··· EXTRACTED INFORMATION ···

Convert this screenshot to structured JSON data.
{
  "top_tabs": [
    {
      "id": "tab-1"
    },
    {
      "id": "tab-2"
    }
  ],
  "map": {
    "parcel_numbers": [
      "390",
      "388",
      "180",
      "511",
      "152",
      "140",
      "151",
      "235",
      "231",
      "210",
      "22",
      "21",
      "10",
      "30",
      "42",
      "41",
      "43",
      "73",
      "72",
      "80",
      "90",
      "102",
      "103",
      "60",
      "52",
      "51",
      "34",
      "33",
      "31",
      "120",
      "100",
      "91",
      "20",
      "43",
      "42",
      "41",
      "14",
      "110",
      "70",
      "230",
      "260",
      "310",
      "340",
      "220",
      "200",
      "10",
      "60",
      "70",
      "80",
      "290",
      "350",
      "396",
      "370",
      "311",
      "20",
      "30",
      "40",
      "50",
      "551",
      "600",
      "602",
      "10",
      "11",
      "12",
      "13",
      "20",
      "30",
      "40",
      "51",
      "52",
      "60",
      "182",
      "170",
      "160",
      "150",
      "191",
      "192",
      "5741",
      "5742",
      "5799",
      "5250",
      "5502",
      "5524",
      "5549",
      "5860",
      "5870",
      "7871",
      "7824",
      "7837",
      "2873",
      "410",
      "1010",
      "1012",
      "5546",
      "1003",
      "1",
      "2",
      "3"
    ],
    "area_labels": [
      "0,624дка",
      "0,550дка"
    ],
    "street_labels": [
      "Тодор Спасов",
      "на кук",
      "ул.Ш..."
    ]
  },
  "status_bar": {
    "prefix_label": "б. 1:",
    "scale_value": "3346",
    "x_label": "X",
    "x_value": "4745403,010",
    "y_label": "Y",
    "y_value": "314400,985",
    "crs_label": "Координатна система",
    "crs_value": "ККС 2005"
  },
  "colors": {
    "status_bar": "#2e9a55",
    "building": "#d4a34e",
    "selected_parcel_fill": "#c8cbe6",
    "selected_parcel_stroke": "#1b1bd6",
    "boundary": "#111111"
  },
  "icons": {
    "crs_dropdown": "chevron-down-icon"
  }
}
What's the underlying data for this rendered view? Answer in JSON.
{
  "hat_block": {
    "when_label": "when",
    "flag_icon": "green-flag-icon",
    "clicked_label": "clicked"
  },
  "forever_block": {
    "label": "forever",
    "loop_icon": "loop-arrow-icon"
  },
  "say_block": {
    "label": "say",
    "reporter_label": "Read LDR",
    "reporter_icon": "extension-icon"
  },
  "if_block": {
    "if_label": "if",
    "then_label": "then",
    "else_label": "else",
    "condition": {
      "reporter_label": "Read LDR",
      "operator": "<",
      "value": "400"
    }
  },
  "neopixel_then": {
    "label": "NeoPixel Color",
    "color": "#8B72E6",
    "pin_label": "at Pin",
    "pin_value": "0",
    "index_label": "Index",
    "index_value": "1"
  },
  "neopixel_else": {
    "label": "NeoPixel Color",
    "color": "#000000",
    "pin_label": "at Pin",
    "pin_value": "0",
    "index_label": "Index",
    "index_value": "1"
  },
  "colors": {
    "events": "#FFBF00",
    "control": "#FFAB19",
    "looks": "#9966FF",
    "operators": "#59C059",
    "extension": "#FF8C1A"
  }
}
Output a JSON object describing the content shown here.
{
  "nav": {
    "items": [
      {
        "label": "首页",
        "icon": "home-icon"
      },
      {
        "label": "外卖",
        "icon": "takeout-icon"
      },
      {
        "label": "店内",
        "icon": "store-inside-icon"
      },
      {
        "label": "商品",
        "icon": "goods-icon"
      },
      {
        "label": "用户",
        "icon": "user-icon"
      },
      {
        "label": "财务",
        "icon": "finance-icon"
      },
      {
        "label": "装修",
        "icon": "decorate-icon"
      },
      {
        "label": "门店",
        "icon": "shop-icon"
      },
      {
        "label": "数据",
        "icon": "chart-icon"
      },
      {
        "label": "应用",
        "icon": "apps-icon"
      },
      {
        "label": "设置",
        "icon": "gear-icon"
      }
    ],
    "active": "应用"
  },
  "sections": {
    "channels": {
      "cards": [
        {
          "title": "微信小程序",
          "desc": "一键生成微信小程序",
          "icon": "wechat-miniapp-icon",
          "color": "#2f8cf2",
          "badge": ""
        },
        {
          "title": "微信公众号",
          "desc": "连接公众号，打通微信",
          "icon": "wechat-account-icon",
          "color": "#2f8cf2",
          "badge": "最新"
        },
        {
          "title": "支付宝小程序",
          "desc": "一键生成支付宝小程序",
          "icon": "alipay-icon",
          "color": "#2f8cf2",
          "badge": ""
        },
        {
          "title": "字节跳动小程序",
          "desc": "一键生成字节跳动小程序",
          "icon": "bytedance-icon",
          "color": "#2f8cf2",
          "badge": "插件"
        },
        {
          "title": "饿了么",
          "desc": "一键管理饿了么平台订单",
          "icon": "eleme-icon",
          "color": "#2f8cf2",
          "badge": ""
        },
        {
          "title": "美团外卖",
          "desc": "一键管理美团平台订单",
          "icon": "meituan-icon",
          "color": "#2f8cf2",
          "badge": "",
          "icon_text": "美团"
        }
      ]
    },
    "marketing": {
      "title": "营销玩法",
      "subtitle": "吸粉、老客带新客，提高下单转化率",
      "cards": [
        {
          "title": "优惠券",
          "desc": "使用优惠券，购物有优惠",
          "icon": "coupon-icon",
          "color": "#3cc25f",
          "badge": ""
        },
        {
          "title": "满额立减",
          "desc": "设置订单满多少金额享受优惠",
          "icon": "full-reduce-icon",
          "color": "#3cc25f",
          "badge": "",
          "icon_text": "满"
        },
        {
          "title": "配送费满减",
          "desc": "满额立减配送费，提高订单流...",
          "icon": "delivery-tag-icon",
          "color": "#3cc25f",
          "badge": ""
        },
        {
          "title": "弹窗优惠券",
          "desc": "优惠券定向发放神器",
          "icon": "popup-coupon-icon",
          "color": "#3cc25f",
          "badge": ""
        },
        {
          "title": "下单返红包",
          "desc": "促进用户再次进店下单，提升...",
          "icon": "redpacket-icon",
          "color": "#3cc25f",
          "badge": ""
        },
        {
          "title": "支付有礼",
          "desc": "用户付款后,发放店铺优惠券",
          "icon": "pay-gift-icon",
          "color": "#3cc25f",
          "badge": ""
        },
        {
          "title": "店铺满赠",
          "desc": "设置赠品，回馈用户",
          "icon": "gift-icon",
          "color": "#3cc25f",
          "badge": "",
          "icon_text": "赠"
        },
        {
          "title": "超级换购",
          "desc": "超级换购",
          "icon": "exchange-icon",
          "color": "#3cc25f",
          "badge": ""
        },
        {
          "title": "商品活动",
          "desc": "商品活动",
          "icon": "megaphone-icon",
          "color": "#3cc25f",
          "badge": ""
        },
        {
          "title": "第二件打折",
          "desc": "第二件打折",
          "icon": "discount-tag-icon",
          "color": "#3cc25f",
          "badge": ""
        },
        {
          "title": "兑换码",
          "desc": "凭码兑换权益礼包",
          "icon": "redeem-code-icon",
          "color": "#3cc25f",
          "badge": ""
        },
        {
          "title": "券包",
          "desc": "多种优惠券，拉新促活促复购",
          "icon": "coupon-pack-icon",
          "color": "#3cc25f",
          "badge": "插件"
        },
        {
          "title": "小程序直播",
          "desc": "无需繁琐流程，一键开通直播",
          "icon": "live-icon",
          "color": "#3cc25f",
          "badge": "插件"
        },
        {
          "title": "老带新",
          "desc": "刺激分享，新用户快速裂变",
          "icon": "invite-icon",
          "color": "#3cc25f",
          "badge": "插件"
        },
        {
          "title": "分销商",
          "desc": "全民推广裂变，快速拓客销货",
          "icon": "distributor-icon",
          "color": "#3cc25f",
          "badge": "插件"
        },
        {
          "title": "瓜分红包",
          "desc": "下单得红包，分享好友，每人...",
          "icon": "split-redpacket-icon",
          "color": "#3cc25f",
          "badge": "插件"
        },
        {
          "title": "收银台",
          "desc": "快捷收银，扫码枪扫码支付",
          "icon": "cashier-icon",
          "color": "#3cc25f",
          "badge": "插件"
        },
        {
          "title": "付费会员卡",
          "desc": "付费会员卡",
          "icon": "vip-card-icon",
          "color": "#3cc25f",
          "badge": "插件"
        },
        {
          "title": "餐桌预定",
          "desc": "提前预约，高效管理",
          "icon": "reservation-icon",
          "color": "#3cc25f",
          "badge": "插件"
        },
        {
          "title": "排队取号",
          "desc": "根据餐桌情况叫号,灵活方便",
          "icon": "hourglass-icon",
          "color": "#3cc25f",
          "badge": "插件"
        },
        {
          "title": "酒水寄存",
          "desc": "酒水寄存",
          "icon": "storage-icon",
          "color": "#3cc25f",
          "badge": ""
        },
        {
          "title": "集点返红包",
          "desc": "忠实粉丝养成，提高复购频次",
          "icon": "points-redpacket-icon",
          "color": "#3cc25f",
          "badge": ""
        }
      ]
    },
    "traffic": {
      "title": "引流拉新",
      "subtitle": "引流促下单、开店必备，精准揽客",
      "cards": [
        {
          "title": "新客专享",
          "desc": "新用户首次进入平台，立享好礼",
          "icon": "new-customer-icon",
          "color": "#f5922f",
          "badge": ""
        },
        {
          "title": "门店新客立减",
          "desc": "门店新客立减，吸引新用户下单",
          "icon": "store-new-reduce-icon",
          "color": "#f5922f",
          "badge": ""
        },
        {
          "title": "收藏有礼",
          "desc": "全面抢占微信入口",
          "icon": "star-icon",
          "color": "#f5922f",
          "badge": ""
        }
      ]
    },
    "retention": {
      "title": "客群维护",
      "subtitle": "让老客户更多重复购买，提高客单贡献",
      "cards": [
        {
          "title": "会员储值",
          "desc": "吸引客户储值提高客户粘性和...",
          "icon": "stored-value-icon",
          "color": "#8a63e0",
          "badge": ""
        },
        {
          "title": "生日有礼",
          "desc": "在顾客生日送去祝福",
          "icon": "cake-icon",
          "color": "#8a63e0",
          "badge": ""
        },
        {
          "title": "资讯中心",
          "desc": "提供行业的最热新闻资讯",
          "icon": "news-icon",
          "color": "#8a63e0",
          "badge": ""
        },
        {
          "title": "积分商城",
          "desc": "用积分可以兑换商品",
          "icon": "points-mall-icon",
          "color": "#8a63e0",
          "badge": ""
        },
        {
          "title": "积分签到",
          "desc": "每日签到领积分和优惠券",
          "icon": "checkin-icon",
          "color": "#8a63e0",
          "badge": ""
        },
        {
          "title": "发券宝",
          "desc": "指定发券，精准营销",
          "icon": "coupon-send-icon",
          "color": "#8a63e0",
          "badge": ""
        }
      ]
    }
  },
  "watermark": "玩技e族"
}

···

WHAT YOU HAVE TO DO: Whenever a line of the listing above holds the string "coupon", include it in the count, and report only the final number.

ANSWER TO THE EXERCISE: 4